Smoking is a universal health hazard. All forms of TOBACCO smoking are risky. Canadian consumption of cigarettes has been declining since the monitoring of smoking began in 1965, when an estimated 50% of adults smoked. In 1981 smoking prevalence had dropped below 40%.

Article

Silver Dart

J.A.D. MCCURDY was the principal designer and pilot; Glenn H. Curtiss developed the water-cooled engine, an advance on the association's earlier experiments.

Article

Submersible

The Canadian government took delivery of a HYSUB 5000 ROV in 1987. Designed and manufactured by International Submarine Engineering (ISE) of Port Moody, BC, the HYSUB is an electrohydraulic submersible remotely operated vehicle, operating with 6 to 250 hp.

Article

Tungsten

Tungsten (W), also called Wolfram, lapis ponderosus or Heavy Stone, is a silver-grey metallic element with the highest melting point of any metal (3410° C). Tungsten has a high density, high strength at elevated temperatures and extreme hardness.

Article

Time

Precise timekeeping helped establish and develop Canada. For the past 2 centuries, Canadian exploration, mapping, navigation and transportation have exploited state-of-the-art precise time systems.

Article

Tunnels

Unlike other mountainous countries such as Switzerland, and despite its size, Canada is not distinguished by well-known tunnels.

Article

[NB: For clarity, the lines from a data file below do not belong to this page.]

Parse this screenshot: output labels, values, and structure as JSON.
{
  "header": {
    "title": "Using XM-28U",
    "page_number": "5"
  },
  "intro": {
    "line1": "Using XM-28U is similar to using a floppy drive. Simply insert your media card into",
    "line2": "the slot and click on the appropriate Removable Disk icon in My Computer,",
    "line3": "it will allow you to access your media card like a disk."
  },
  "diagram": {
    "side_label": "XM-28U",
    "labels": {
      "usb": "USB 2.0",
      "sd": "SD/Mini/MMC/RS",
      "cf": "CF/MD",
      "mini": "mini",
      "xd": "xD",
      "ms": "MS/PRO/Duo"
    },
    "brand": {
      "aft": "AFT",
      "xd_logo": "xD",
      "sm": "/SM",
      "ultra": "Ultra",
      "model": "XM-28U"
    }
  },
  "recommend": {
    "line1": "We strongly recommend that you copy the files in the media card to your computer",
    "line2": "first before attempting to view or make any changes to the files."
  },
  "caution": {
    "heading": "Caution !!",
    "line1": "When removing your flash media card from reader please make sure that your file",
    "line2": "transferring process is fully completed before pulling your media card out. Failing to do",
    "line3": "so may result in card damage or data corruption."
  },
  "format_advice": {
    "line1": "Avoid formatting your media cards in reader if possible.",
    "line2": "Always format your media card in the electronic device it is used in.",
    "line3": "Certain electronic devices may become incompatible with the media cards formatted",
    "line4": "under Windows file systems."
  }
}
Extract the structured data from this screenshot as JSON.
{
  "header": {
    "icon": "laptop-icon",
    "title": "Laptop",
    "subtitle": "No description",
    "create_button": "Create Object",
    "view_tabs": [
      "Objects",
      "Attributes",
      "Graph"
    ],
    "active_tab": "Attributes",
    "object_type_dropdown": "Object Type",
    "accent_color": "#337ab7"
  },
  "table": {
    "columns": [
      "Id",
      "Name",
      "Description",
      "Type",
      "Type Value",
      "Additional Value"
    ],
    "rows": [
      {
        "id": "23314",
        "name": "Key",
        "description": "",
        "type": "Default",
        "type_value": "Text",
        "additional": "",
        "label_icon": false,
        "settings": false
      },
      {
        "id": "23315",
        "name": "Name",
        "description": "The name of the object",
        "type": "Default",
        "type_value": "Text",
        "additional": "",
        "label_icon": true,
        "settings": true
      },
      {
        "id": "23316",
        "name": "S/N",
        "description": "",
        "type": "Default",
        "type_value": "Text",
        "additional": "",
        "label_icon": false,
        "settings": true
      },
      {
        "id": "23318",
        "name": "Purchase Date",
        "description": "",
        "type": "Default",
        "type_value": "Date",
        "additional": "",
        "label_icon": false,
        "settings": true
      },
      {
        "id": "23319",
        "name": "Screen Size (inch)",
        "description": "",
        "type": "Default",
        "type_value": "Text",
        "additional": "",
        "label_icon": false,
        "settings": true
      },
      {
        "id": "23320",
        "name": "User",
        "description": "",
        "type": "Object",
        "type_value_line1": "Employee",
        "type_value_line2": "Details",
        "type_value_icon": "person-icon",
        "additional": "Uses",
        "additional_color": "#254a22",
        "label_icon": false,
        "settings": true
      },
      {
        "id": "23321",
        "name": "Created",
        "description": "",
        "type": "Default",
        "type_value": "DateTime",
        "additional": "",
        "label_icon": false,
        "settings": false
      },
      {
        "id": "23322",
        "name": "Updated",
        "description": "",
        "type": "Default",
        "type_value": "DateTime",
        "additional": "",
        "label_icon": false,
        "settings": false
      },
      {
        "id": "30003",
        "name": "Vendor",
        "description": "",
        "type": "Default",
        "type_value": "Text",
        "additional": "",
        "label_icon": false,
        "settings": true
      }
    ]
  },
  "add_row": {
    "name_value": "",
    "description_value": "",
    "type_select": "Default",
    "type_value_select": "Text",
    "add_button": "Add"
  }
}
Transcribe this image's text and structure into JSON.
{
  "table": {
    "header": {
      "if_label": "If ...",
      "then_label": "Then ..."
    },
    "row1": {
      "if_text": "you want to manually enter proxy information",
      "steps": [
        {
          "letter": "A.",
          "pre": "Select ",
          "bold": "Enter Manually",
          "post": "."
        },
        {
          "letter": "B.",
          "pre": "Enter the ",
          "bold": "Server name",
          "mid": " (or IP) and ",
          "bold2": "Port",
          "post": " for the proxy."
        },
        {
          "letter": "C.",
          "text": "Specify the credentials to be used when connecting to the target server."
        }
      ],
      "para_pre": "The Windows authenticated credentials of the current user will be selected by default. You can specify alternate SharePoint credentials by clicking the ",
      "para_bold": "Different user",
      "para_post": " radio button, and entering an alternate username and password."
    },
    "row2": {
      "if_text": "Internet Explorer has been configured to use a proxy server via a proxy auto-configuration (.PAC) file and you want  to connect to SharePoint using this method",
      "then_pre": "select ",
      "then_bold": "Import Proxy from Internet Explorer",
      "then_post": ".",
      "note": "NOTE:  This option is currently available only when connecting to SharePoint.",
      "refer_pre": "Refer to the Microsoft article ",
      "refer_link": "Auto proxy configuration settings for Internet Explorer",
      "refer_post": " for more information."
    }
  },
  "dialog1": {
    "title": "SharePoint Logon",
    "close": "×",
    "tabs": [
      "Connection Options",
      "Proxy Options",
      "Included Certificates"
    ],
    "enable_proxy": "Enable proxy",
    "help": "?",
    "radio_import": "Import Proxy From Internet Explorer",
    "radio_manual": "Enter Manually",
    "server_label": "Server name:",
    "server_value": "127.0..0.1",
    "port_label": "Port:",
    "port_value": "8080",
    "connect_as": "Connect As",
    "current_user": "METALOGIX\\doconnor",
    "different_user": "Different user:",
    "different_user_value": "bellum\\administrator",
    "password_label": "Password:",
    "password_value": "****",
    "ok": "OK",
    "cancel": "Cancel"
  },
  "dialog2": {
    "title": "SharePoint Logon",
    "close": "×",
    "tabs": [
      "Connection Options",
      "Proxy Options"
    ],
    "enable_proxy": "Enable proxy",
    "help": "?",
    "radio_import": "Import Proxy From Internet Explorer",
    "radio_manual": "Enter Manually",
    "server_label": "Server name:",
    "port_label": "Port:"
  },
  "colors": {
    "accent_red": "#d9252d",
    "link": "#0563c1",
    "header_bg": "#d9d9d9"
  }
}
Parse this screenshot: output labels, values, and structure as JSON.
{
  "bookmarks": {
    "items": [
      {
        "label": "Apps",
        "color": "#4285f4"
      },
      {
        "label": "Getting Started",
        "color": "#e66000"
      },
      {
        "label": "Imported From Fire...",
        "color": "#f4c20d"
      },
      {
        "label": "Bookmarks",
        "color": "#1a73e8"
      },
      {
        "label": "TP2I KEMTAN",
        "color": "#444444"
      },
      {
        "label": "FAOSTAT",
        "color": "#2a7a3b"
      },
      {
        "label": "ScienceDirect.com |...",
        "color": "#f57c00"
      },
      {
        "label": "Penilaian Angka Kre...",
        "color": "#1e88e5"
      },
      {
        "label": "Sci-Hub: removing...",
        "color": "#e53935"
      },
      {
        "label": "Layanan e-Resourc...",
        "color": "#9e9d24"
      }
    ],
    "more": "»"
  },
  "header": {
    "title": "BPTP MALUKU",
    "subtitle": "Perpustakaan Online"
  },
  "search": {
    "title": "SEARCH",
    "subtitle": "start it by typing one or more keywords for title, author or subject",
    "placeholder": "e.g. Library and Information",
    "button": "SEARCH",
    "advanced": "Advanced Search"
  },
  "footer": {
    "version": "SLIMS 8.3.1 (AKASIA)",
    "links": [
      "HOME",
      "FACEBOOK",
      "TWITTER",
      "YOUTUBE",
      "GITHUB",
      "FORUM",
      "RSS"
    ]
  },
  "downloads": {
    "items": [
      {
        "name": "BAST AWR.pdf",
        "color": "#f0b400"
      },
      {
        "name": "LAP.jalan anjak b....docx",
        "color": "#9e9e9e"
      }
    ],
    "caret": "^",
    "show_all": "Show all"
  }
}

Immunology

Immunology is a branch of MEDICINE that studies the body's ability to defend itself from foreign substances, cells and tissues, especially DISEASE-causing organisms, and seeks means of controlling that ability.

Article

Silviculture

Silviculture is the branch of FORESTRY that deals with establishing, caring for and reproducing stands of trees for a variety of forest uses including wildlife habitat, timber production and outdoor recreation.

Article

Taber Child

In 1961, fragments of a human infant skull from were recovered from the banks of the Oldman River near Taber, Alberta.

Article

Soaring

Soaring, or gliding, is the sport of flying a sailplane or glider for a sustained period of time by utilizing currents of rising air to stay aloft.

Article

Sports Medicine

Sports medicine practitioners help serious athletes plan preseason training and testing, provide early treatment for injuries, identify groups that may be susceptible to risk, and record frequencies in patterns of injuries.